- 17a [Fall plant] BANANA PEEL.
- 47a [A bit seedy?] OVULAR.
- 57a [Serving in the Vatican] MINESTRONE.
- 15d [Make for after-dinner] SARAN.
- 24d [Runs not very fast] BUNNY SLOPES.
- 35d [Manual art] DIAGRAMS (art?).
All right, what else?
- 21a [First Cuban dance with worldwide popularity] BOLERO. Not to be confused with the Spanish dance of the same name.
- 40a [Call for caution] WHOA EASY THERE. With the H from HALLUX in place, I guessed at WHOA, which enabled me to complete 27d UNLAWFULLY, which really helped with the lower left corner.
- 3d [What mountains form over] EONS. I saw the trick right away, considered TIME but figured EONS was more appropriate.
- 5d [Steamed bun from China] MANTOU. Was initially after a two-word phrase ending in bao. Also, MANTOU is not to be confused with manitou.
- 6d [Japanese restaurant decor] PAPER CRANES, not SHOJI SCREEN.
- 9d [Swiss Guard weapons] HALBERDS. Initially tried BAYONETS.
- 11d [Okay to put away] COMESTIBLE. Can’t not think of Monty Python’s cheese shop sketch when I encounter this word.
- 22d [Where Ivory Soap was born] OHIO. This is quite trivial.
- 42d [Offgrid Dwellings offering] YURTS. Should be ‘offerings’, no? Anyway, I wouldn’t mind relocating to a tiny home somewhere.

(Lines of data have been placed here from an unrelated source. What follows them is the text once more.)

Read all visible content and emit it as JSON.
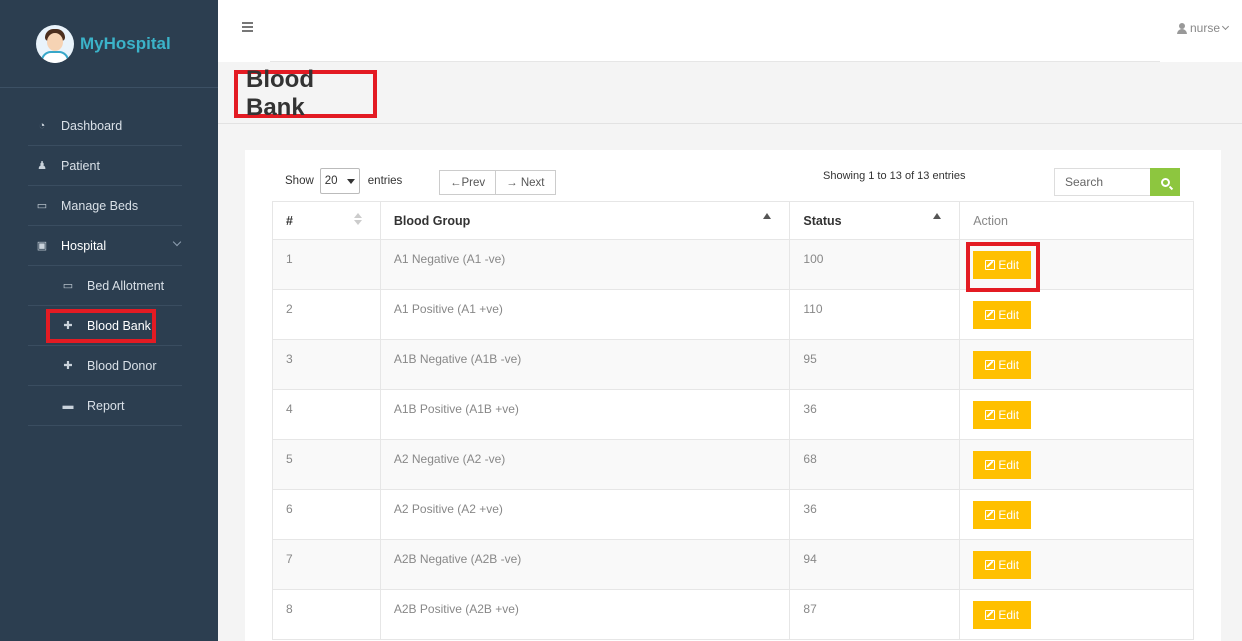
{
  "brand": {
    "name": "MyHospital",
    "logo_icon": "doctor-avatar-icon"
  },
  "sidebar": {
    "items": [
      {
        "label": "Dashboard",
        "icon": "dashboard-icon",
        "glyph": "◔"
      },
      {
        "label": "Patient",
        "icon": "user-icon",
        "glyph": "♟"
      },
      {
        "label": "Manage Beds",
        "icon": "bed-icon",
        "glyph": "▭"
      },
      {
        "label": "Hospital",
        "icon": "hospital-icon",
        "glyph": "▣"
      },
      {
        "label": "Bed Allotment",
        "icon": "bed-icon",
        "glyph": "▭"
      },
      {
        "label": "Blood Bank",
        "icon": "medkit-icon",
        "glyph": "✚"
      },
      {
        "label": "Blood Donor",
        "icon": "medkit-icon",
        "glyph": "✚"
      },
      {
        "label": "Report",
        "icon": "briefcase-icon",
        "glyph": "▬"
      }
    ]
  },
  "topbar": {
    "user": "nurse"
  },
  "page": {
    "title": "Blood Bank"
  },
  "controls": {
    "show_label": "Show",
    "page_size": "20",
    "entries_label": "entries",
    "prev_label": "←Prev",
    "next_label": "→ Next",
    "info": "Showing 1 to 13 of 13 entries",
    "search_placeholder": "Search"
  },
  "table": {
    "headers": [
      "#",
      "Blood Group",
      "Status",
      "Action"
    ],
    "edit_label": "Edit",
    "rows": [
      {
        "num": "1",
        "group": "A1 Negative (A1 -ve)",
        "status": "100"
      },
      {
        "num": "2",
        "group": "A1 Positive (A1 +ve)",
        "status": "110"
      },
      {
        "num": "3",
        "group": "A1B Negative (A1B -ve)",
        "status": "95"
      },
      {
        "num": "4",
        "group": "A1B Positive (A1B +ve)",
        "status": "36"
      },
      {
        "num": "5",
        "group": "A2 Negative (A2 -ve)",
        "status": "68"
      },
      {
        "num": "6",
        "group": "A2 Positive (A2 +ve)",
        "status": "36"
      },
      {
        "num": "7",
        "group": "A2B Negative (A2B -ve)",
        "status": "94"
      },
      {
        "num": "8",
        "group": "A2B Positive (A2B +ve)",
        "status": "87"
      }
    ]
  },
  "colors": {
    "sidebar_bg": "#2c3e50",
    "brand_text": "#3bb3c9",
    "edit_button": "#ffc000",
    "search_button": "#8dc63f",
    "highlight": "#e31b23"
  }
}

Not necessarily from this outfit, though.
- 45d [Verb from the Latin for “conquer”] EVICT. Makes sense.
- 50d [Work done in bars] SONG. Structure, not location.
Very tough one today.
Universal Freestyle 97 by Matthew Stock, norah’s review; 3:45
- ⭐ WINECRITIC 59A [One who might hail a cab?]
- IMONFIRE 48A [“Nothing can stop me!”]
- SIRI 1D [Portable speaker?]
- ACORN 47D [
Nut that Scrat chased in the “Ice Age” films]
New solver today – shown is the Crossweird Puzzles solver, a mod of Alex Boisvert’s Crossword Nexus Solver. Thanks to Dob and Alex for their great work.
This grid has one of my new favorite block structures – the V with tail. They’re so cute! More importantly, functional in separating the middle of this grid from the sides and bottoms, allowing for super clean stacks of 10s in the top and bottom, and 9s in the left and right sides of the grid. BRAVO 40A [“Stupendous work!”], Matthew. :)
So much for my run of super fast times lately – this one was clued just a bit on the harder side and I found myself moving back and forth through the grid to catch everything on a second pass.
I don’t understand what about a WNBA HOODIE makes it signature orange – can someone please explain in the comments?
LATINOUSA 34D [Radio show hosted by Maria Hinojosa]
PUTH 38D [“Light Switch” singer Charlie]
Thanks Matthew and the Universal team!